Realty Execs Say Property Values, Rents Will Drop
Julavits, Robert, American Banker
Expectations are widespread in the real estate business that the economic downturn, which so far has largely spared it, will hit it soon.
Forty-eight percent of the 120 real estate executives polled Monday at the Commercial Property World conference in New York predicted that property values will decline over the 12 months.
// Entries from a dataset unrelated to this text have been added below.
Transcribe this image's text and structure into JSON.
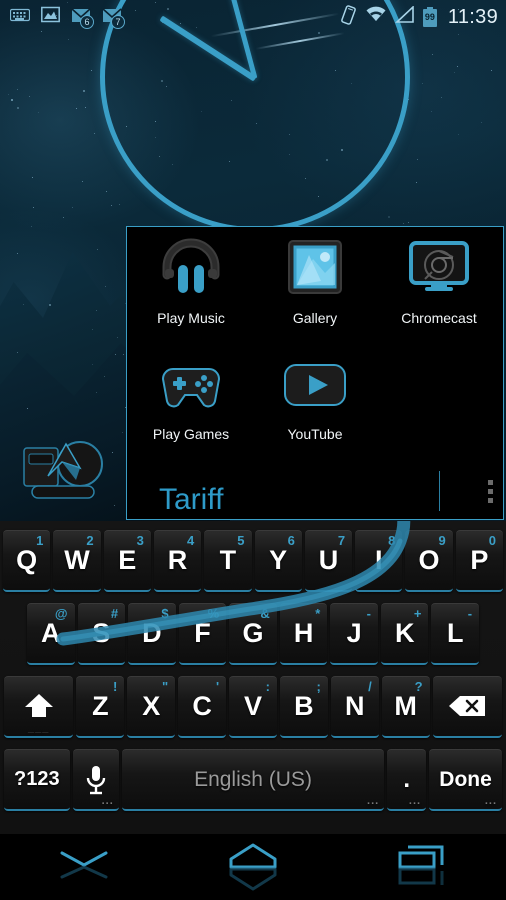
{
  "status_bar": {
    "left_icons": [
      {
        "name": "keyboard-icon",
        "label": "keyboard"
      },
      {
        "name": "photo-icon",
        "label": "image"
      },
      {
        "name": "message-icon-1",
        "label": "message",
        "badge": "6"
      },
      {
        "name": "message-icon-2",
        "label": "message",
        "badge": "7"
      }
    ],
    "right_icons": [
      {
        "name": "vibrate-icon",
        "label": "vibrate"
      },
      {
        "name": "wifi-icon",
        "label": "wifi"
      },
      {
        "name": "signal-icon",
        "label": "signal"
      },
      {
        "name": "battery-icon",
        "label": "battery",
        "level": "99"
      }
    ],
    "clock": "11:39"
  },
  "app_panel": {
    "apps": [
      {
        "label": "Play Music",
        "icon": "headphones-icon"
      },
      {
        "label": "Gallery",
        "icon": "gallery-icon"
      },
      {
        "label": "Chromecast",
        "icon": "chromecast-icon"
      },
      {
        "label": "Play Games",
        "icon": "gamepad-icon"
      },
      {
        "label": "YouTube",
        "icon": "youtube-icon"
      }
    ],
    "overflow_label": "More options"
  },
  "word_preview": {
    "text": "Tariff"
  },
  "keyboard": {
    "row1": [
      {
        "key": "Q",
        "alt": "1"
      },
      {
        "key": "W",
        "alt": "2"
      },
      {
        "key": "E",
        "alt": "3"
      },
      {
        "key": "R",
        "alt": "4"
      },
      {
        "key": "T",
        "alt": "5"
      },
      {
        "key": "Y",
        "alt": "6"
      },
      {
        "key": "U",
        "alt": "7"
      },
      {
        "key": "I",
        "alt": "8"
      },
      {
        "key": "O",
        "alt": "9"
      },
      {
        "key": "P",
        "alt": "0"
      }
    ],
    "row2": [
      {
        "key": "A",
        "alt": "@"
      },
      {
        "key": "S",
        "alt": "#"
      },
      {
        "key": "D",
        "alt": "$"
      },
      {
        "key": "F",
        "alt": "%"
      },
      {
        "key": "G",
        "alt": "&"
      },
      {
        "key": "H",
        "alt": "*"
      },
      {
        "key": "J",
        "alt": "-"
      },
      {
        "key": "K",
        "alt": "+"
      },
      {
        "key": "L",
        "alt": "-"
      }
    ],
    "row3": [
      {
        "key": "Z",
        "alt": "!"
      },
      {
        "key": "X",
        "alt": "\""
      },
      {
        "key": "C",
        "alt": "'"
      },
      {
        "key": "V",
        "alt": ":"
      },
      {
        "key": "B",
        "alt": ";"
      },
      {
        "key": "N",
        "alt": "/"
      },
      {
        "key": "M",
        "alt": "?"
      }
    ],
    "shift_label": "shift",
    "backspace_label": "backspace",
    "symbols_label": "?123",
    "mic_label": "voice input",
    "space_label": "English (US)",
    "period_label": ".",
    "done_label": "Done",
    "long_press_hint": "..."
  },
  "nav_bar": {
    "back_label": "Back",
    "home_label": "Home",
    "recents_label": "Recents"
  },
  "colors": {
    "accent": "#3a9fc7",
    "key_underline": "#2a7fa3",
    "panel_border": "#3a9fc7",
    "text_primary": "#ffffff",
    "keyboard_bg": "#151515"
  }
}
Only 9% predicted an increase.
And a whopping 74% expect rents to decline.
Officials of KPMG LLP, which did the survey, said they wanted to check the pulse of the commercial real estate and housing markets, given all the "economic trauma" on the landscape.
The results provided no major surprises but reflect a general malaise in those markets which has seeped in from the growing distress in the broader economy, said Ray Milnes, national industry director of real estate for KPMG.
"People are cautiously concerned about what will happen in the future," said Mr. Milnes. "As a result of the economic downturn, people are expecting demand will weaken, which means more risk -- and consequently, buyers are going to expect a higher rate of return and pay less."
Nonetheless, Mr. Milnes said the fact that only half of the respondents predicted declining property values is a result of a much healthier real estate market today then during the last economic downturn, in the early 1990s. Overbuilding helped lead the problems a decade ago, he said, but industry executives feel the fundamentals in the real estate market today are much better.
Indeed, over the last few months several observers have said that real estate development has been restrained and cautious, and that a much-needed discipline has been employed in the lending system.
"Because their underwriting has been so conservative over the last eight years, real estate markets have not gotten out of balance," said Leanne Lochman, principal with Lend Lease Real Estate Investments Inc. …